Bill Russell? Hakeem Olajuwon? Dikembe Mutombo?
People usually rattle off the names of a few big men before they get to any perimeter defenders. Michael Jordan, Michael Cooper, Maurice Cheeks and LeBron James might come to mind. For the most part, much of the credit for elite defense goes to the man in the middle.
And Marcus Smart isn’t too crazy about that.
“I’m not taking anything from the bigs,” the Celtics guard told ESPN. “A vital part of the game is protecting the paint. But, as guards, we do a lot more before (our man) gets to the paint.”
It’s an intriguing debate Tim Bontemps explored in his piece on ESPN.com, in which he sought out some of the league’s best defenders to weigh in on whether big men or guards are more pivotal to a team’s defensive success.
One of those players, naturally, was Smart, the current betting favorite to win NBA Defensive Player of the Year. Yet despite what bookmakers think, Smart seems to feel his backcourt brethren get short shrift in the awards conversation.
Mr. Not-Taking-Anything-From-The-Bigs then proceeded to take something away from arguably the league’s preeminent defensive big man, Utah Jazz center Rudy Gobert.

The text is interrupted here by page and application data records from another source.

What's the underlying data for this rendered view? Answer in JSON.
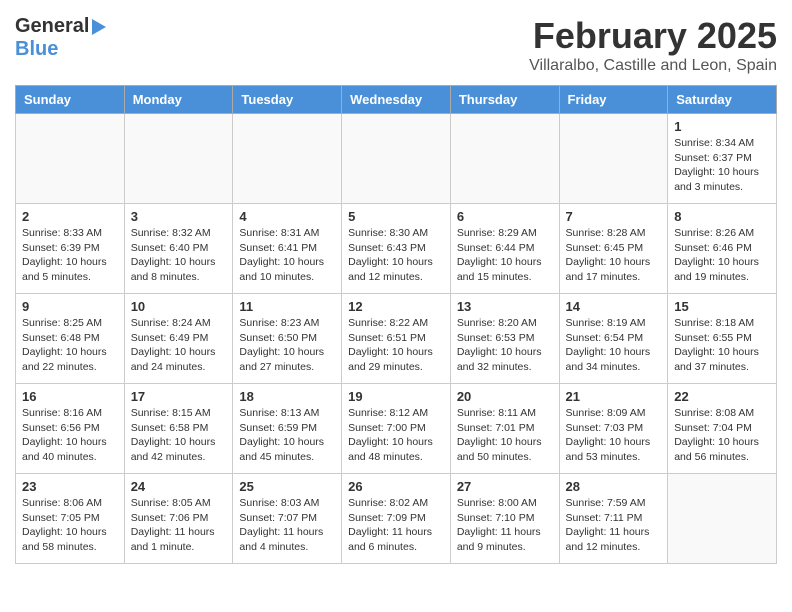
{
  "header": {
    "logo_general": "General",
    "logo_blue": "Blue",
    "month_title": "February 2025",
    "subtitle": "Villaralbo, Castille and Leon, Spain"
  },
  "weekdays": [
    "Sunday",
    "Monday",
    "Tuesday",
    "Wednesday",
    "Thursday",
    "Friday",
    "Saturday"
  ],
  "weeks": [
    [
      {
        "day": "",
        "info": ""
      },
      {
        "day": "",
        "info": ""
      },
      {
        "day": "",
        "info": ""
      },
      {
        "day": "",
        "info": ""
      },
      {
        "day": "",
        "info": ""
      },
      {
        "day": "",
        "info": ""
      },
      {
        "day": "1",
        "info": "Sunrise: 8:34 AM\nSunset: 6:37 PM\nDaylight: 10 hours\nand 3 minutes."
      }
    ],
    [
      {
        "day": "2",
        "info": "Sunrise: 8:33 AM\nSunset: 6:39 PM\nDaylight: 10 hours\nand 5 minutes."
      },
      {
        "day": "3",
        "info": "Sunrise: 8:32 AM\nSunset: 6:40 PM\nDaylight: 10 hours\nand 8 minutes."
      },
      {
        "day": "4",
        "info": "Sunrise: 8:31 AM\nSunset: 6:41 PM\nDaylight: 10 hours\nand 10 minutes."
      },
      {
        "day": "5",
        "info": "Sunrise: 8:30 AM\nSunset: 6:43 PM\nDaylight: 10 hours\nand 12 minutes."
      },
      {
        "day": "6",
        "info": "Sunrise: 8:29 AM\nSunset: 6:44 PM\nDaylight: 10 hours\nand 15 minutes."
      },
      {
        "day": "7",
        "info": "Sunrise: 8:28 AM\nSunset: 6:45 PM\nDaylight: 10 hours\nand 17 minutes."
      },
      {
        "day": "8",
        "info": "Sunrise: 8:26 AM\nSunset: 6:46 PM\nDaylight: 10 hours\nand 19 minutes."
      }
    ],
    [
      {
        "day": "9",
        "info": "Sunrise: 8:25 AM\nSunset: 6:48 PM\nDaylight: 10 hours\nand 22 minutes."
      },
      {
        "day": "10",
        "info": "Sunrise: 8:24 AM\nSunset: 6:49 PM\nDaylight: 10 hours\nand 24 minutes."
      },
      {
        "day": "11",
        "info": "Sunrise: 8:23 AM\nSunset: 6:50 PM\nDaylight: 10 hours\nand 27 minutes."
      },
      {
        "day": "12",
        "info": "Sunrise: 8:22 AM\nSunset: 6:51 PM\nDaylight: 10 hours\nand 29 minutes."
      },
      {
        "day": "13",
        "info": "Sunrise: 8:20 AM\nSunset: 6:53 PM\nDaylight: 10 hours\nand 32 minutes."
      },
      {
        "day": "14",
        "info": "Sunrise: 8:19 AM\nSunset: 6:54 PM\nDaylight: 10 hours\nand 34 minutes."
      },
      {
        "day": "15",
        "info": "Sunrise: 8:18 AM\nSunset: 6:55 PM\nDaylight: 10 hours\nand 37 minutes."
      }
    ],
    [
      {
        "day": "16",
        "info": "Sunrise: 8:16 AM\nSunset: 6:56 PM\nDaylight: 10 hours\nand 40 minutes."
      },
      {
        "day": "17",
        "info": "Sunrise: 8:15 AM\nSunset: 6:58 PM\nDaylight: 10 hours\nand 42 minutes."
      },
      {
        "day": "18",
        "info": "Sunrise: 8:13 AM\nSunset: 6:59 PM\nDaylight: 10 hours\nand 45 minutes."
      },
      {
        "day": "19",
        "info": "Sunrise: 8:12 AM\nSunset: 7:00 PM\nDaylight: 10 hours\nand 48 minutes."
      },
      {
        "day": "20",
        "info": "Sunrise: 8:11 AM\nSunset: 7:01 PM\nDaylight: 10 hours\nand 50 minutes."
      },
      {
        "day": "21",
        "info": "Sunrise: 8:09 AM\nSunset: 7:03 PM\nDaylight: 10 hours\nand 53 minutes."
      },
      {
        "day": "22",
        "info": "Sunrise: 8:08 AM\nSunset: 7:04 PM\nDaylight: 10 hours\nand 56 minutes."
      }
    ],
    [
      {
        "day": "23",
        "info": "Sunrise: 8:06 AM\nSunset: 7:05 PM\nDaylight: 10 hours\nand 58 minutes."
      },
      {
        "day": "24",
        "info": "Sunrise: 8:05 AM\nSunset: 7:06 PM\nDaylight: 11 hours\nand 1 minute."
      },
      {
        "day": "25",
        "info": "Sunrise: 8:03 AM\nSunset: 7:07 PM\nDaylight: 11 hours\nand 4 minutes."
      },
      {
        "day": "26",
        "info": "Sunrise: 8:02 AM\nSunset: 7:09 PM\nDaylight: 11 hours\nand 6 minutes."
      },
      {
        "day": "27",
        "info": "Sunrise: 8:00 AM\nSunset: 7:10 PM\nDaylight: 11 hours\nand 9 minutes."
      },
      {
        "day": "28",
        "info": "Sunrise: 7:59 AM\nSunset: 7:11 PM\nDaylight: 11 hours\nand 12 minutes."
      },
      {
        "day": "",
        "info": ""
      }
    ]
  ]
}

“Nothing against Rudy, but Rudy can’t guard all five sports,” Smart told Bontemps. “I can guard all five spots and I have been doing it. I’ve done it very well.”
Regardless of whether Smart actually defends all five positions, Philadelphia 76ers center and defensive cornerstone Joel Embiid unsurprisingly had a very different view.
“(Centers) call out all the coverages,” Embiid said, per ESPN.com. “They know what is going on. They call out the plays and stuff. That is the way it has always been. That’s why most of the defensive players of the year in the past have always been big.”
The retort to Embiid would be that just because something has been one way in the past, doesn’t mean it’s necessarily true. And the retort to Smart would be that, while Embiid or Gobert might not directly match up with players at all five positions, their presence in the middle influences every player on the court.
Whoever is right (Both? Neither?) it’s an interesting debate, made even more so by having two such vocal spokesmen on both sides to lead the argument for our enjoyment.